1527 – German troops began sacking Rome, bringing about the end of the Renaissance.

1529 – Babur defeated the Afghan Chiefs in the Battle of Ghagra, India.

1576 – The peace treaty of Chastenoy ended the fifth war of religion.

1682 – King Louis XIV moved his court to Versailles, France.

1835 – James Gordon Bennett published the “New York Herald” for the first time.

1840 – The first adhesive postage stamps went on sale in Great Britain.

1851 – The mechanical refrigerator was patented by Dr. John Gorrie.

1851 – Linus Yale patented the clock-type lock.

1861 – Arkansas became the ninth state to secede from the Union.

1877 – Chief Crazy Horse surrendered to U.S. troops in Nebraska.

1882 – The U.S. Congress passed the Chinese Exclusion Act. The act barred Chinese immigrants from the U.S. for 10 years.

1889 – The Universal Exposition opened in Paris, France, marking the dedication of the Eiffel Tower.
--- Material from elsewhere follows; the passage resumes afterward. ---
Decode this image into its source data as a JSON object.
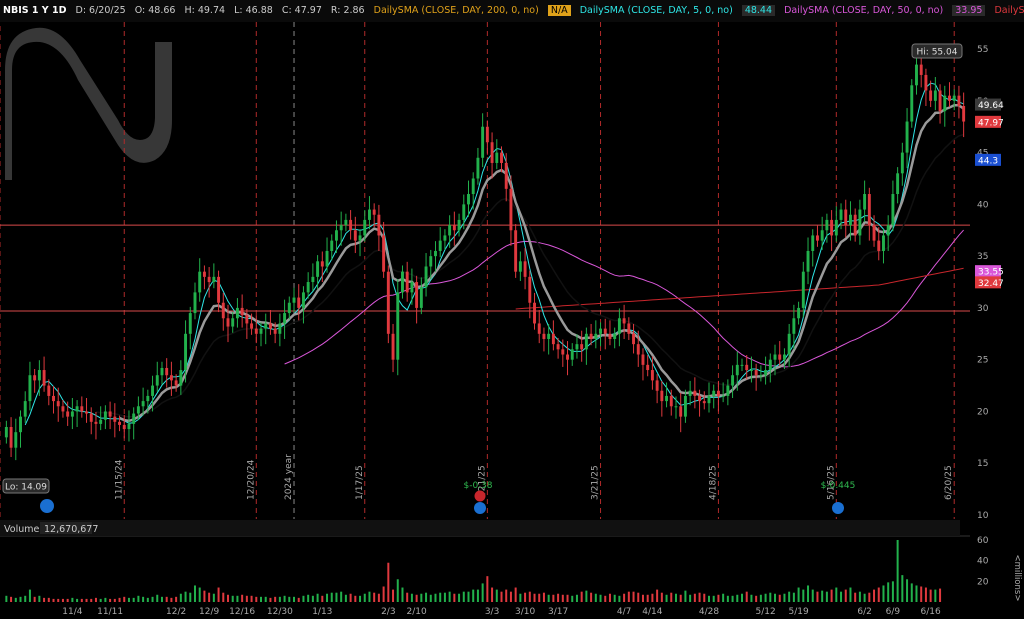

Also at the exposition was the first automobile in Paris, the Mercedes-Benz.

1910 – Kind Edward VII of England died. He was succeeded by his second son, George V.

1915 – Babe Ruth hit his first major league home run while playing for the Boston Red Sox.
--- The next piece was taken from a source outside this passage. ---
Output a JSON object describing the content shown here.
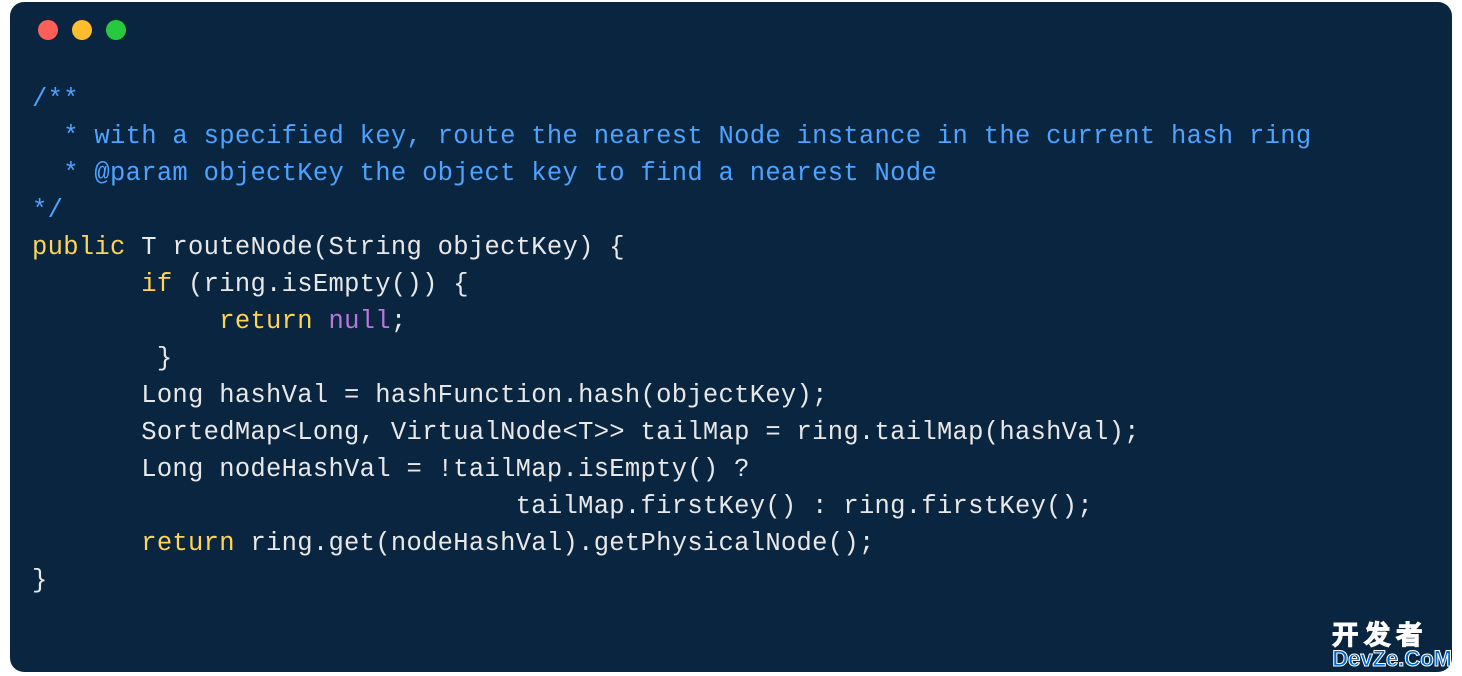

1937 – The German airship Hindenburg crashed and burned in Lakehurst, NJ. Thirty-six people (of the 97 on board) were killed.
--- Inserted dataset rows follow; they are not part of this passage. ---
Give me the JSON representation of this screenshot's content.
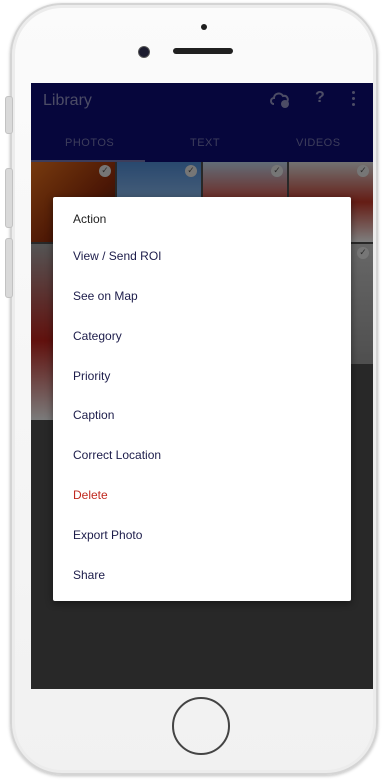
{
  "app": {
    "title": "Library",
    "tabs": [
      {
        "label": "PHOTOS",
        "active": true
      },
      {
        "label": "TEXT",
        "active": false
      },
      {
        "label": "VIDEOS",
        "active": false
      }
    ],
    "icons": {
      "cloud": "cloud-sync-icon",
      "help": "help-icon",
      "more": "more-vert-icon"
    },
    "help_glyph": "?"
  },
  "dialog": {
    "title": "Action",
    "items": [
      {
        "label": "View / Send ROI"
      },
      {
        "label": "See on Map"
      },
      {
        "label": "Category"
      },
      {
        "label": "Priority"
      },
      {
        "label": "Caption"
      },
      {
        "label": "Correct Location"
      },
      {
        "label": "Delete",
        "danger": true
      },
      {
        "label": "Export Photo"
      },
      {
        "label": "Share"
      }
    ]
  },
  "colors": {
    "appbar": "#0b0b6e",
    "danger": "#c0281e",
    "menu_text": "#1c1c4a"
  }
}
1941 – Joseph Stalin assumed the Soviet premiership.

1941 – Bob Hope gave his first USO show at California’s March Field.

1942 – During World War II, the Japanese seized control of the Philippines. About 15,000 Americans and Filipinos on Corregidor surrendered to the Japanese.

1945 – Axis Sally made her final propaganda broadcast to Allied troops.

1946 – The New York Yankees became the first major league baseball team to travel by plane.

1954 – British runner Roger Banister broke the four minute mile.

1957 – U.S. Senator John Fitzgerald Kennedy was awarded the Pulitzer Prize for his book “Profiles in Courage”.

1959 – The Pablo Picasso painting of a Dutch girl was sold for $154,000 in London. It was the highest price paid (at the time) for a painting by a living artist.

1960 – Britain’s Princess Margaret married Anthony Armstrong Jones. They were divorced in 1978.

1960 – U.S. President Eisenhower signed the Civil Rights Act of 1960.

1962 – The first nuclear warhead was fired from the Polaris submarine.

1981 – A jury of international architects and sculptors unanimously selected Maya Ying Lin’s entry for the design of the Vietnam Veterans Memorial.

1994 – The Channel Tunnel officially opened. The tunnel under the English Channel links England and France.

1994 – Former Arkansas state worker Paula Jones filed suit against U.S. President Clinton. The case alleged that he had sexually harassed her in 1991.

1997 – Army Staff Sgt. Delmar G. Simpson was sentenced to 25 years in prison for raping six trainees at Aberdeen Proving Ground in Maryland.

1997 – Four health-care companies agreed to a settlement of $600 million to hemophiliacs who had contracted AIDS from tainted blood between 1978-1985.

1999 – Britain’s Labour Party won the largest number of seats in the first elections for Scotland’s new Parliament and Wales’ new Assembly.

1999 – A parole board in New York voted to release Amy Fisher. She had been in jail for 7 years for shooting her lover’s wife, Mary Jo Buttafuoco, in the face.

2001 – Chandra Levy’s parents reported her missing to police in Washington, DC. Levy’s body was found on May 22, 2002 in Rock Creek Park.

2002 – “Spider-Man” became the first movie to make more than $100 million in its first weekend.